CONTINUEThis site uses cookies. By continuing to browse this site you are agreeing to our use of cookies. Find out more.
  1. Front Page
  2. News By Topic
  3. ATT Warns On UK's 'Sharing Economy' Tax Concession

ATT Warns On UK's 'Sharing Economy' Tax Concession

by Jason Gorringe, Tax-News.com, London

28 December 2016


The Association of Taxation Technicians has warned the UK tax agency that taxpayers may unwittingly fall foul of UK tax rules after the introduction of a new concession for taxpayers with a business with very low turnover.

The UK Government recently published draft legislation in the 2017 Finance Bill for an allowance that businesses with trading or property business income that does not exceed GBP1,000 (USD1,260) will not be subject to tax on the profits from that business.

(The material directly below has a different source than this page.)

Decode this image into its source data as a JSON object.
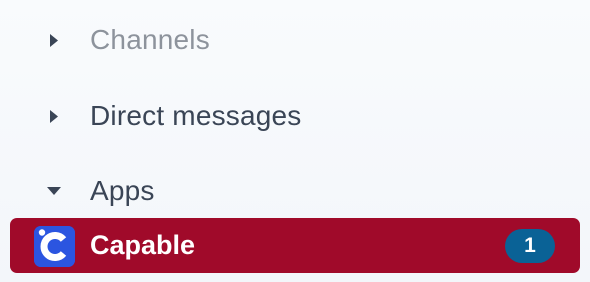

The ATT said the legislation had provided clarity on what types of businesses would benefit from the allowance.

The ATT noted "the Budget announcement in March 2016 had linked the new allowance to the 'sharing economy,' creating uncertainty as to which types of business would qualify. [The draft legislation makes] it clear that the new allowances will apply to all types of property and trading income of an individual but not to partnership income."

According to the ATT, the new rules, applicable from the 2017/18 tax year, mean that where such annual income does exceed GBP1,000, the individual will have the option in calculating their taxable profits of either deducting all their actual business expenses (in the usual way) or of deducting the fixed allowance of GBP1,000 (regardless of their level of actual business expenditure). A separate GBP1,000 allowance will work in the same way for an individual's property business income, it said.

Under the draft legislation, individuals with income of less than GBP1,000 will not have to notify HMRC that they are making use of the allowance. The ATT fears that this could result in individuals unintentionally failing to notify HMRC if their annual income subsequently exceeds the allowance. The ATT has recommended that there could possibly be a simple notification process in order for an individual to qualify for the allowance.

"We think that it would be sensible to consider making entitlement to the allowance conditional on notification to HMRC that an individual wishes to use it," said Michael Steed, Co-chair of ATT's Technical Steering Group. "In that way, the individual would be far less likely to receive an enquiry from HMRC about their income from an apparently undeclared source of income and HMRC could safely disregard information about low levels of income received by someone who had notified their use of the allowance."

TAGS: individuals | tax | business | property tax | entrepreneurs | corporation tax | United Kingdom | legislation

To see today's news, click here.

Leave a comment

Read our Posting Guidelines

 






Close

Password Reminder

Please enter your email address to receive a password reminder.

 






Tax-News Reviews

Cyprus Review

A review and forecast of Cyprus's international business, legal and investment climate.

Visit Cyprus Review »

Malta Review

A review and forecast of Malta's international business, legal and investment climate.

Visit Malta Review »

Jersey Review

A review and forecast of Jersey's international business, legal and investment climate.

Visit Jersey Review »

Budget Review

A review of the latest budget news and government financial statements from around the world.

Visit Budget Review »



Tax-News+ Updates

Receive FREE daily updates from Tax-News.com, straight to your inbox. Register Now!

For a tailored solution, choose to receive selected news updates for your preferred jurisdictions and topics, with our enhanced Tax-News+ subscriber service. Read more...

 

Stay Updated

Please enter your email address to join the Tax-News.com mailing list. View previous newsletters.

By subscribing to our newsletter service, you agree to our Terms and Conditions and Privacy Policy.


To manage your mailing list preferences, please click here »